Task goal: Every line of the entries below that includes "this" belongs in the answer, copied as written.

──────

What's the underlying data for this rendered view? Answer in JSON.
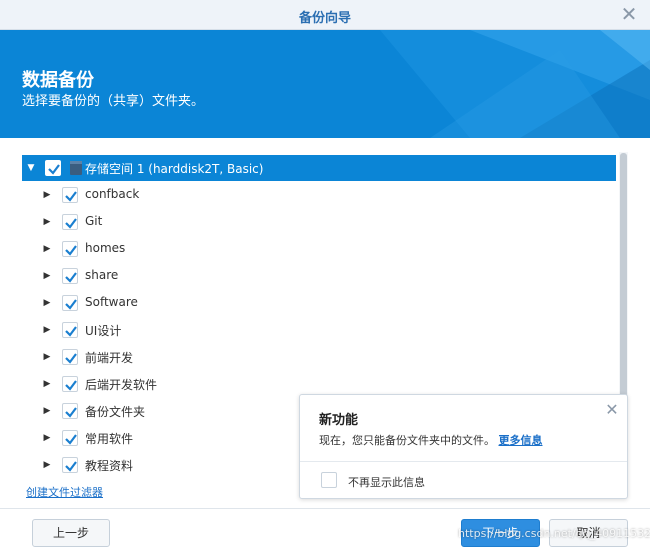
{
  "window": {
    "title": "备份向导"
  },
  "banner": {
    "heading": "数据备份",
    "subheading": "选择要备份的（共享）文件夹。"
  },
  "tree": {
    "root": {
      "label": "存储空间 1 (harddisk2T, Basic)",
      "checked": true,
      "expanded": true
    },
    "items": [
      {
        "label": "confback",
        "checked": true
      },
      {
        "label": "Git",
        "checked": true
      },
      {
        "label": "homes",
        "checked": true
      },
      {
        "label": "share",
        "checked": true
      },
      {
        "label": "Software",
        "checked": true
      },
      {
        "label": "UI设计",
        "checked": true
      },
      {
        "label": "前端开发",
        "checked": true
      },
      {
        "label": "后端开发软件",
        "checked": true
      },
      {
        "label": "备份文件夹",
        "checked": true
      },
      {
        "label": "常用软件",
        "checked": true
      },
      {
        "label": "教程资料",
        "checked": true
      }
    ]
  },
  "filter_link": "创建文件过滤器",
  "popup": {
    "title": "新功能",
    "message": "现在，您只能备份文件夹中的文件。",
    "more_link": "更多信息",
    "checkbox_label": "不再显示此信息"
  },
  "buttons": {
    "prev": "上一步",
    "next": "下一步",
    "cancel": "取消"
  },
  "watermark": "https://blog.csdn.net/qq_40911532",
  "colors": {
    "accent": "#0b85d6",
    "link": "#1a6fc8",
    "primary_button": "#2e8ee0"
  }
}
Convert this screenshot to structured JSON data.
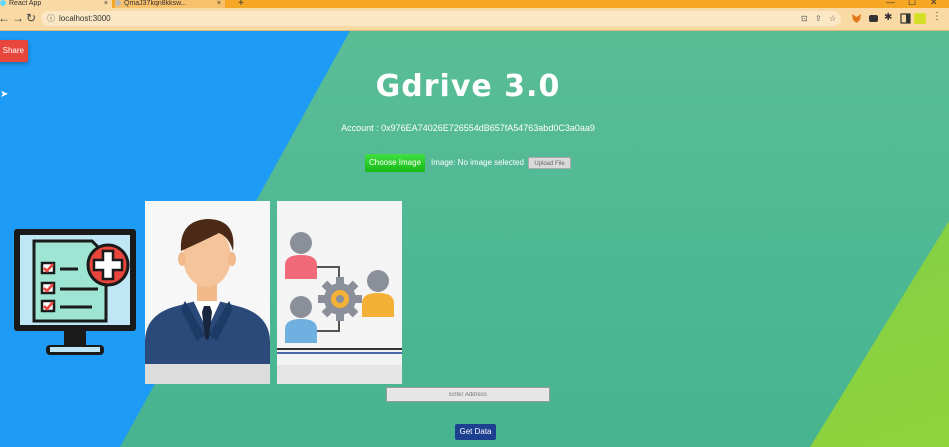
{
  "browser": {
    "tabs": [
      {
        "title": "React App",
        "active": true
      },
      {
        "title": "QmaJ37kqn8kksw...",
        "active": false
      }
    ],
    "url": "localhost:3000",
    "new_tab": "+",
    "tab_close": "×",
    "win_controls": [
      "—",
      "☐",
      "✕"
    ],
    "nav": {
      "back": "←",
      "forward": "→",
      "reload": "↻"
    }
  },
  "page": {
    "share_label": "Share",
    "title": "Gdrive 3.0",
    "account": "Account : 0x976EA74026E726554dB657fA54763abd0C3a0aa9",
    "choose_label": "Choose Image",
    "image_label": "Image: No image selected",
    "upload_label": "Upload File",
    "address_placeholder": "Enter Address",
    "get_data_label": "Get Data"
  },
  "images": [
    {
      "name": "medical-record-monitor-icon"
    },
    {
      "name": "businessman-portrait"
    },
    {
      "name": "team-workflow-icon"
    }
  ],
  "colors": {
    "background_blue": "#1e9bf5",
    "background_green": "#4db894",
    "share_red": "#e8453c",
    "choose_green": "#16b916",
    "get_data_navy": "#1d3f8f",
    "tab_orange": "#f5a623"
  }
}
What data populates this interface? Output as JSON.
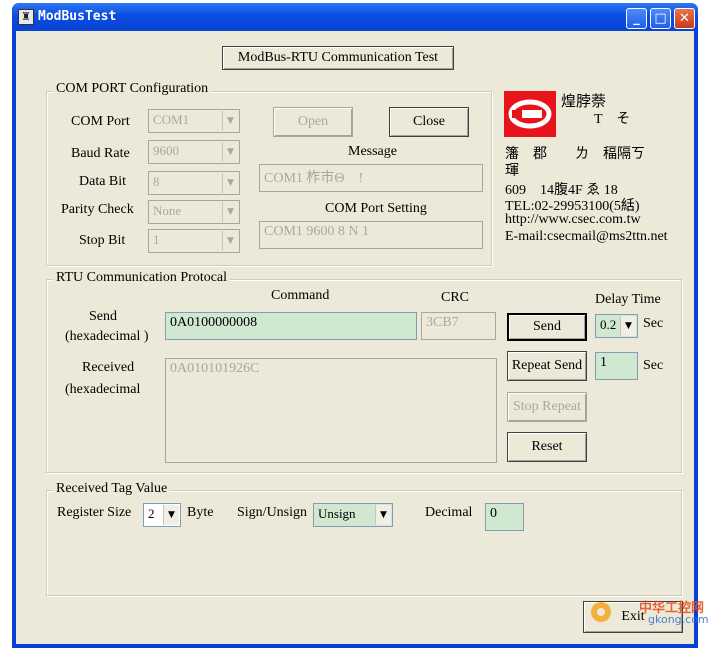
{
  "window": {
    "title": "ModBusTest",
    "minimize": "_",
    "maximize": "□",
    "close": "✕"
  },
  "header_button": "ModBus-RTU Communication Test",
  "com_port": {
    "group_label": "COM PORT Configuration",
    "port_label": "COM Port",
    "port_value": "COM1",
    "baud_label": "Baud Rate",
    "baud_value": "9600",
    "databit_label": "Data Bit",
    "databit_value": "8",
    "parity_label": "Parity Check",
    "parity_value": "None",
    "stopbit_label": "Stop Bit",
    "stopbit_value": "1",
    "open_label": "Open",
    "close_label": "Close",
    "message_label": "Message",
    "message_value": "COM1 柞巿Θ　!",
    "setting_label": "COM Port Setting",
    "setting_value": "COM1 9600 8 N 1"
  },
  "company": {
    "name": "煌脖萘",
    "name_line2": "T　そ",
    "line3": "籓　郡　　ㄌ　稫隔ㄎ",
    "line4": "琿",
    "address": "609　14腹4F ゑ 18",
    "tel": "TEL:02-29953100(5絬)",
    "url": "http://www.csec.com.tw",
    "email": "E-mail:csecmail@ms2ttn.net",
    "logo_color": "#e8141b"
  },
  "rtu": {
    "group_label": "RTU Communication Protocal",
    "command_label": "Command",
    "crc_label": "CRC",
    "delay_label": "Delay Time",
    "send_label": "Send",
    "send_sub": "(hexadecimal )",
    "command_value": "0A0100000008",
    "crc_value": "3CB7",
    "received_label": "Received",
    "received_sub": "(hexadecimal",
    "received_value": "0A010101926C",
    "send_button": "Send",
    "repeat_button": "Repeat Send",
    "stop_button": "Stop Repeat",
    "reset_button": "Reset",
    "delay_value": "0.2",
    "delay_unit": "Sec",
    "repeat_value": "1",
    "repeat_unit": "Sec"
  },
  "tag": {
    "group_label": "Received Tag Value",
    "register_label": "Register Size",
    "register_value": "2",
    "byte_label": "Byte",
    "sign_label": "Sign/Unsign",
    "sign_value": "Unsign",
    "decimal_label": "Decimal",
    "decimal_value": "0"
  },
  "exit_button": "Exit",
  "watermark": {
    "cn": "中华工控网",
    "en": "gkong.com"
  }
}
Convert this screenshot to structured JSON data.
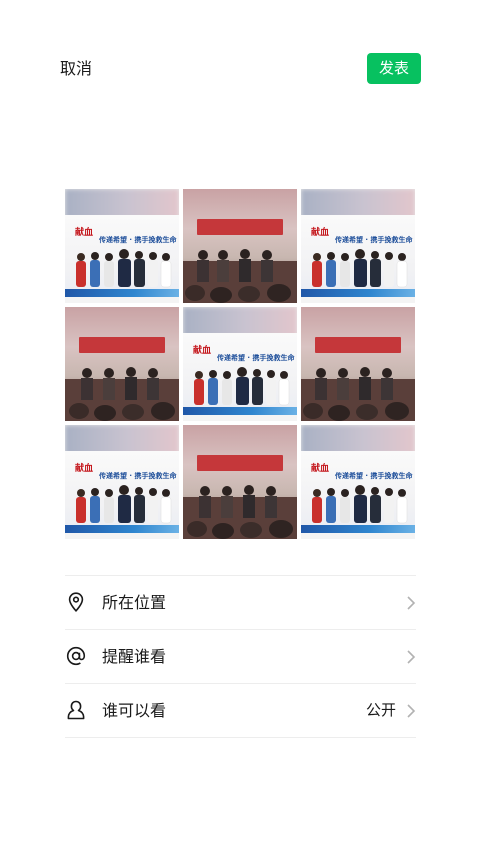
{
  "header": {
    "cancel_label": "取消",
    "publish_label": "发表"
  },
  "colors": {
    "accent": "#07c160",
    "divider": "#ededed",
    "text": "#1a1a1a",
    "chevron": "#b2b2b2"
  },
  "photos": {
    "tiles": [
      {
        "kind": "poster",
        "title": "献血",
        "subtitle": "传递希望 · 携手挽救生命"
      },
      {
        "kind": "meeting"
      },
      {
        "kind": "poster",
        "title": "献血",
        "subtitle": "传递希望 · 携手挽救生命"
      },
      {
        "kind": "meeting"
      },
      {
        "kind": "poster",
        "title": "献血",
        "subtitle": "传递希望 · 携手挽救生命"
      },
      {
        "kind": "meeting"
      },
      {
        "kind": "poster",
        "title": "献血",
        "subtitle": "传递希望 · 携手挽救生命"
      },
      {
        "kind": "meeting"
      },
      {
        "kind": "poster",
        "title": "献血",
        "subtitle": "传递希望 · 携手挽救生命"
      }
    ]
  },
  "options": {
    "location_label": "所在位置",
    "mention_label": "提醒谁看",
    "visibility_label": "谁可以看",
    "visibility_value": "公开"
  },
  "icons": {
    "location": "location-pin-icon",
    "mention": "at-sign-icon",
    "visibility": "person-icon",
    "chevron": "chevron-right-icon"
  }
}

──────

Your response:
What's the underlying data for this rendered view? Answer in JSON.
Convert this screenshot to structured JSON data.
What data populates this interface? Output as JSON.
Convert this screenshot to structured JSON data.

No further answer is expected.